> [Exercise requirements]: Only lines holding the word "response" are wanted from the records; copy all of them.

Data about app and page elements
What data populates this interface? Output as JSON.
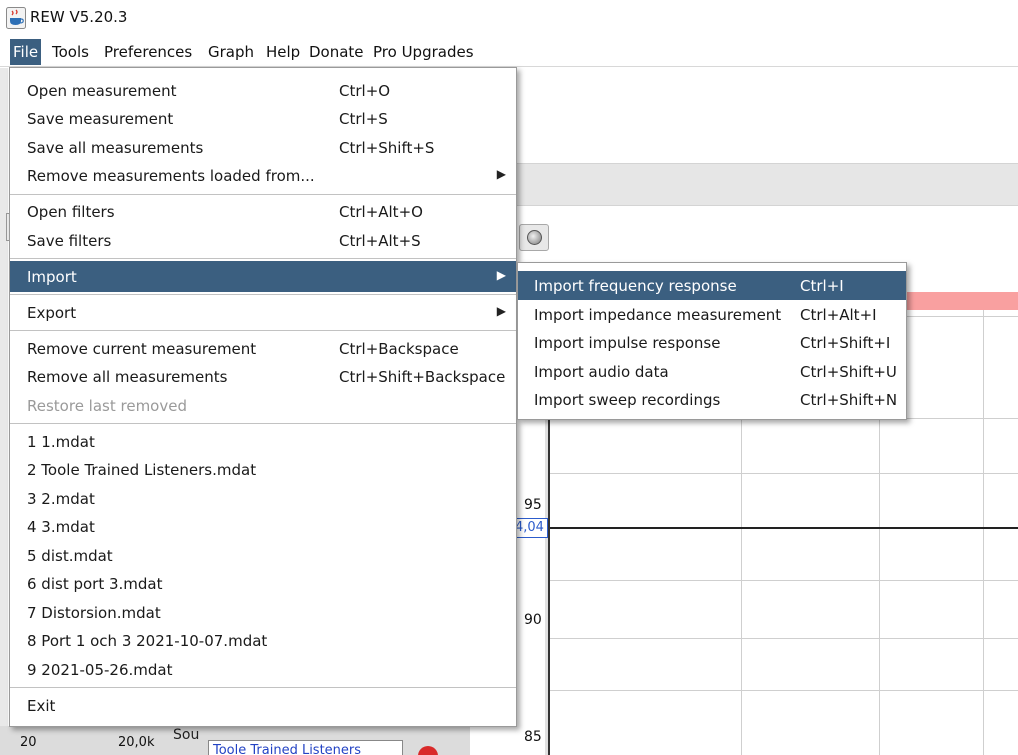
{
  "window": {
    "title": "REW V5.20.3"
  },
  "menubar": [
    {
      "label": "File",
      "active": true
    },
    {
      "label": "Tools"
    },
    {
      "label": "Preferences"
    },
    {
      "label": "Graph"
    },
    {
      "label": "Help"
    },
    {
      "label": "Donate"
    },
    {
      "label": "Pro Upgrades"
    }
  ],
  "file_menu": {
    "items": [
      {
        "label": "Open measurement",
        "shortcut": "Ctrl+O"
      },
      {
        "label": "Save measurement",
        "shortcut": "Ctrl+S"
      },
      {
        "label": "Save all measurements",
        "shortcut": "Ctrl+Shift+S"
      },
      {
        "label": "Remove measurements loaded from...",
        "shortcut": ""
      },
      {
        "label": "Open filters",
        "shortcut": "Ctrl+Alt+O"
      },
      {
        "label": "Save filters",
        "shortcut": "Ctrl+Alt+S"
      },
      {
        "label": "Import",
        "shortcut": ""
      },
      {
        "label": "Export",
        "shortcut": ""
      },
      {
        "label": "Remove current measurement",
        "shortcut": "Ctrl+Backspace"
      },
      {
        "label": "Remove all measurements",
        "shortcut": "Ctrl+Shift+Backspace"
      },
      {
        "label": "Restore last removed",
        "shortcut": ""
      },
      {
        "label": "1 1.mdat",
        "shortcut": ""
      },
      {
        "label": "2 Toole Trained Listeners.mdat",
        "shortcut": ""
      },
      {
        "label": "3 2.mdat",
        "shortcut": ""
      },
      {
        "label": "4 3.mdat",
        "shortcut": ""
      },
      {
        "label": "5 dist.mdat",
        "shortcut": ""
      },
      {
        "label": "6 dist port 3.mdat",
        "shortcut": ""
      },
      {
        "label": "7 Distorsion.mdat",
        "shortcut": ""
      },
      {
        "label": "8 Port 1 och 3 2021-10-07.mdat",
        "shortcut": ""
      },
      {
        "label": "9 2021-05-26.mdat",
        "shortcut": ""
      },
      {
        "label": "Exit",
        "shortcut": ""
      }
    ]
  },
  "import_submenu": {
    "items": [
      {
        "label": "Import frequency response",
        "shortcut": "Ctrl+I"
      },
      {
        "label": "Import impedance measurement",
        "shortcut": "Ctrl+Alt+I"
      },
      {
        "label": "Import impulse response",
        "shortcut": "Ctrl+Shift+I"
      },
      {
        "label": "Import audio data",
        "shortcut": "Ctrl+Shift+U"
      },
      {
        "label": "Import sweep recordings",
        "shortcut": "Ctrl+Shift+N"
      }
    ]
  },
  "graph": {
    "y_ticks": [
      "95",
      "90",
      "85"
    ],
    "cursor_value": "4,04",
    "x_axis_left": "20",
    "x_axis_right": "20,0k",
    "source_label": "Sou",
    "measurement_field": "Toole Trained Listeners"
  },
  "colors": {
    "menu_highlight": "#3b5f80",
    "cursor_blue": "#2c5ccc",
    "plot_band": "#f9a0a0"
  }
}
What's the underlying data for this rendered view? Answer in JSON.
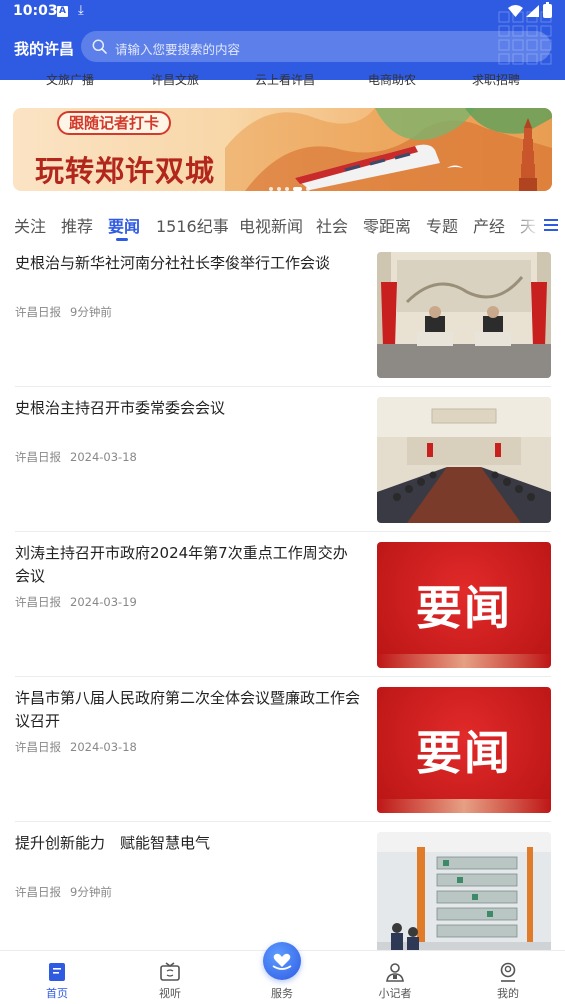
{
  "status_bar": {
    "time": "10:03"
  },
  "header": {
    "app_title": "我的许昌",
    "search_placeholder": "请输入您要搜索的内容"
  },
  "subnav": [
    "文旅广播",
    "许昌文旅",
    "云上看许昌",
    "电商助农",
    "求职招聘"
  ],
  "banner": {
    "tag": "跟随记者打卡",
    "title": "玩转郑许双城"
  },
  "tabs": [
    "关注",
    "推荐",
    "要闻",
    "1516纪事",
    "电视新闻",
    "社会",
    "零距离",
    "专题",
    "产经",
    "天下"
  ],
  "active_tab": "要闻",
  "news": [
    {
      "headline": "史根治与新华社河南分社社长李俊举行工作会谈",
      "source": "许昌日报",
      "time": "9分钟前",
      "thumb": "meeting-photo"
    },
    {
      "headline": "史根治主持召开市委常委会会议",
      "source": "许昌日报",
      "time": "2024-03-18",
      "thumb": "conference-photo"
    },
    {
      "headline": "刘涛主持召开市政府2024年第7次重点工作周交办会议",
      "source": "许昌日报",
      "time": "2024-03-19",
      "thumb": "yaowen-card",
      "thumb_text": "要闻"
    },
    {
      "headline": "许昌市第八届人民政府第二次全体会议暨廉政工作会议召开",
      "source": "许昌日报",
      "time": "2024-03-18",
      "thumb": "yaowen-card",
      "thumb_text": "要闻"
    },
    {
      "headline": "提升创新能力　赋能智慧电气",
      "source": "许昌日报",
      "time": "9分钟前",
      "thumb": "factory-photo"
    }
  ],
  "bottom_nav": [
    {
      "label": "首页",
      "icon": "home-icon",
      "active": true
    },
    {
      "label": "视听",
      "icon": "tv-icon",
      "active": false
    },
    {
      "label": "服务",
      "icon": "heart-hand-icon",
      "active": false
    },
    {
      "label": "小记者",
      "icon": "reporter-icon",
      "active": false
    },
    {
      "label": "我的",
      "icon": "profile-icon",
      "active": false
    }
  ],
  "colors": {
    "brand": "#2f5be3",
    "banner_red": "#b2261c",
    "yaowen_red": "#cc1d1d",
    "muted": "#888888"
  }
}
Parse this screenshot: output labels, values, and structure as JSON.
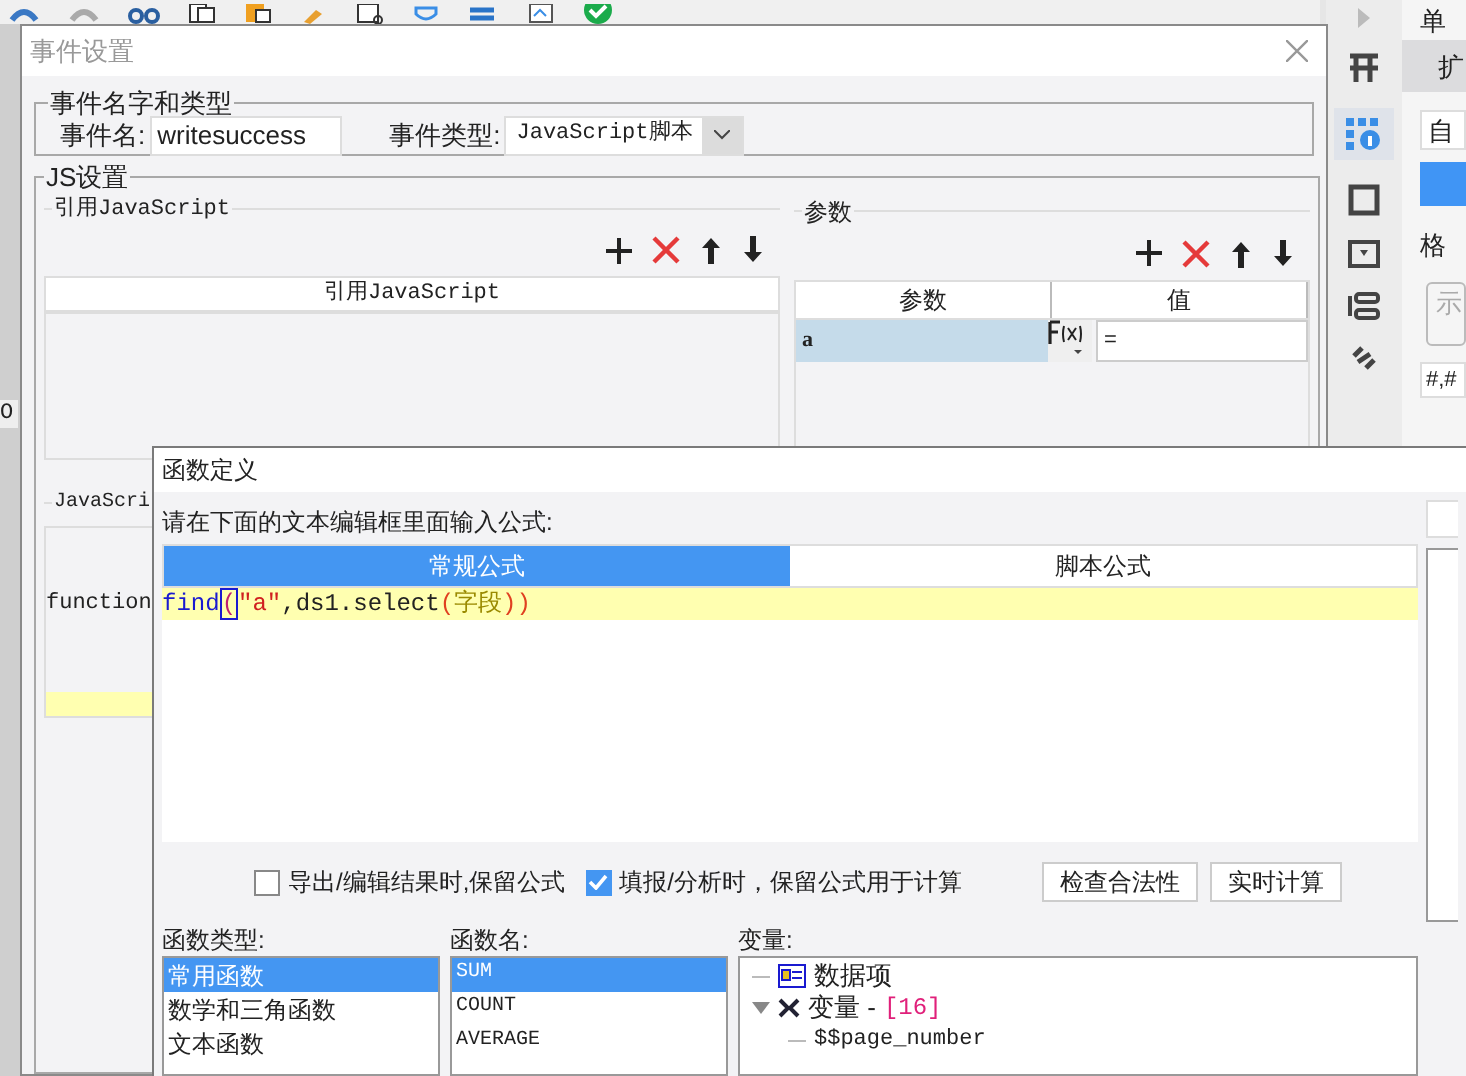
{
  "background": {
    "cell_text": "O"
  },
  "right_panel": {
    "title": "单",
    "tab": "扩",
    "format_field": "自",
    "format_label": "格",
    "sample_label": "示",
    "pattern_field": "#,#"
  },
  "event_dialog": {
    "title": "事件设置",
    "name_group": {
      "title": "事件名字和类型",
      "name_label": "事件名:",
      "name_value": "writesuccess",
      "type_label": "事件类型:",
      "type_value": "JavaScript脚本"
    },
    "js_group": {
      "title": "JS设置",
      "ref_section": {
        "title": "引用JavaScript",
        "column": "引用JavaScript"
      },
      "param_section": {
        "title": "参数",
        "columns": [
          "参数",
          "值"
        ],
        "rows": [
          {
            "name": "a",
            "value": "=",
            "selected": true
          }
        ]
      },
      "script_label": "JavaScri",
      "script_line": "function"
    }
  },
  "formula_dialog": {
    "title": "函数定义",
    "prompt": "请在下面的文本编辑框里面输入公式:",
    "tabs": [
      {
        "label": "常规公式",
        "selected": true
      },
      {
        "label": "脚本公式",
        "selected": false
      }
    ],
    "code_tokens": [
      {
        "text": "find",
        "kind": "function"
      },
      {
        "text": "(",
        "kind": "matched_paren"
      },
      {
        "text": "\"a\"",
        "kind": "string"
      },
      {
        "text": ",ds1.select",
        "kind": "plain"
      },
      {
        "text": "(",
        "kind": "paren"
      },
      {
        "text": "字段",
        "kind": "field"
      },
      {
        "text": ")",
        "kind": "paren"
      },
      {
        "text": ")",
        "kind": "paren"
      }
    ],
    "options": [
      {
        "label": "导出/编辑结果时,保留公式",
        "checked": false
      },
      {
        "label": "填报/分析时，保留公式用于计算",
        "checked": true
      }
    ],
    "buttons": [
      "检查合法性",
      "实时计算"
    ],
    "function_types": {
      "label": "函数类型:",
      "items": [
        {
          "label": "常用函数",
          "selected": true
        },
        {
          "label": "数学和三角函数",
          "selected": false
        },
        {
          "label": "文本函数",
          "selected": false
        }
      ]
    },
    "function_names": {
      "label": "函数名:",
      "items": [
        {
          "label": "SUM",
          "selected": true
        },
        {
          "label": "COUNT",
          "selected": false
        },
        {
          "label": "AVERAGE",
          "selected": false
        }
      ]
    },
    "variables": {
      "label": "变量:",
      "tree": [
        {
          "label": "数据项",
          "kind": "data"
        },
        {
          "label": "变量 -",
          "count": "[16]",
          "kind": "variable",
          "expanded": true,
          "children": [
            {
              "label": "$$page_number",
              "kind": "item"
            }
          ]
        }
      ]
    }
  }
}
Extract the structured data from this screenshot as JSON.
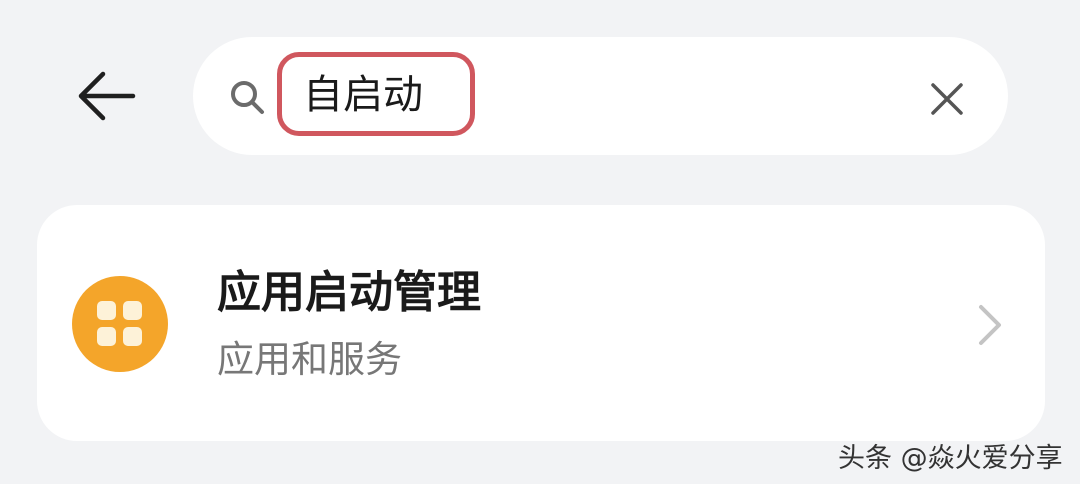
{
  "header": {
    "back_icon": "arrow-left-icon"
  },
  "search": {
    "icon": "search-icon",
    "value": "自启动",
    "highlight_color": "#d0575e",
    "clear_icon": "close-icon"
  },
  "results": [
    {
      "title": "应用启动管理",
      "subtitle": "应用和服务",
      "icon": "app-grid-icon",
      "icon_color": "#f4a52a",
      "chevron": "chevron-right-icon"
    }
  ],
  "watermark": {
    "text": "头条 @焱火爱分享"
  }
}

> [Output of the exercise]:
        "label": "Import frequency response",
        "label": "Import impulse response",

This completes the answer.